§ **Directions**: Where in the records does the word "lock" occur? Copy each line in which it does.

§ **Dataset records**:
BEGIN
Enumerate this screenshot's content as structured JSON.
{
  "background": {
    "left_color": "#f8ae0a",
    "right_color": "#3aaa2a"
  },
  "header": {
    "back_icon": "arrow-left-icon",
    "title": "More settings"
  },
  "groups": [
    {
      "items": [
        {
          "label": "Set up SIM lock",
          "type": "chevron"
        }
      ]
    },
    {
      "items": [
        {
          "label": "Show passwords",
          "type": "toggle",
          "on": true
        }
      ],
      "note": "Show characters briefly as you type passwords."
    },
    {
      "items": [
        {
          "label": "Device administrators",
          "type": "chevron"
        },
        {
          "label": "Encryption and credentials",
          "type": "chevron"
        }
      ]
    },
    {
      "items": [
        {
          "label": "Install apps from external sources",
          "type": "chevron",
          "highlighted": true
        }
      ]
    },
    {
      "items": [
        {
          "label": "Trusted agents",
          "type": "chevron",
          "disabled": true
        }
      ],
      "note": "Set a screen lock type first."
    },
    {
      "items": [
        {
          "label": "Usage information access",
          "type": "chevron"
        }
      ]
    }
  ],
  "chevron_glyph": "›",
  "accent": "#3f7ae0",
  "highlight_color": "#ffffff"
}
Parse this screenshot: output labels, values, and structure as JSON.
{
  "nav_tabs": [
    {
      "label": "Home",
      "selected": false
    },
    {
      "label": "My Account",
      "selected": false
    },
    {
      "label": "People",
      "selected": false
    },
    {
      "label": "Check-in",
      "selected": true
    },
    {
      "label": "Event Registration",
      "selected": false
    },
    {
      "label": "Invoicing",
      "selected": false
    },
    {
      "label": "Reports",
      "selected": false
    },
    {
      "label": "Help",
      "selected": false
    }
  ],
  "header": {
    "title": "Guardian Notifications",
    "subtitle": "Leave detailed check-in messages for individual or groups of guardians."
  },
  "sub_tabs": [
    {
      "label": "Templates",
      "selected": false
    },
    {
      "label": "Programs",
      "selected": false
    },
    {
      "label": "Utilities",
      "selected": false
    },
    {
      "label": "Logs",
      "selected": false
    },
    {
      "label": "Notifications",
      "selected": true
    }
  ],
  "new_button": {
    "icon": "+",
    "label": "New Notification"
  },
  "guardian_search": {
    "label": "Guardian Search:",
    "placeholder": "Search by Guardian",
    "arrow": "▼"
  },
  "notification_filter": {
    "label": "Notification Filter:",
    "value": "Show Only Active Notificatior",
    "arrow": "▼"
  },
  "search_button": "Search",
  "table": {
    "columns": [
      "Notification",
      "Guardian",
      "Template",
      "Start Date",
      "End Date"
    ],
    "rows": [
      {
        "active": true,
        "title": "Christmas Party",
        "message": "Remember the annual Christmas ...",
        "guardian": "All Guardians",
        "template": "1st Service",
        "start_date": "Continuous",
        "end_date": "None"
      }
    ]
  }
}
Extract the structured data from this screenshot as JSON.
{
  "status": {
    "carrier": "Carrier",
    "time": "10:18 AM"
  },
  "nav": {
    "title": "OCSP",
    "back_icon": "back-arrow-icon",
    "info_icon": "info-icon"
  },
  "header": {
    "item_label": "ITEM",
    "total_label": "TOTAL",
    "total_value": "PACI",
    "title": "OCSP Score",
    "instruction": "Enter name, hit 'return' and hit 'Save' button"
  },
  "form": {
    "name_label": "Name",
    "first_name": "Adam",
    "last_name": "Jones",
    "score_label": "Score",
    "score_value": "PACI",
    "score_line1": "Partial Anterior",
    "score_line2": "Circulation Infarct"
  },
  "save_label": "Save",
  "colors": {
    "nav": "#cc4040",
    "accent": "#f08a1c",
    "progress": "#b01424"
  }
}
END
§ **Solution for this exercise**:
          "label": "Set up SIM lock",
      "note": "Set a screen lock type first."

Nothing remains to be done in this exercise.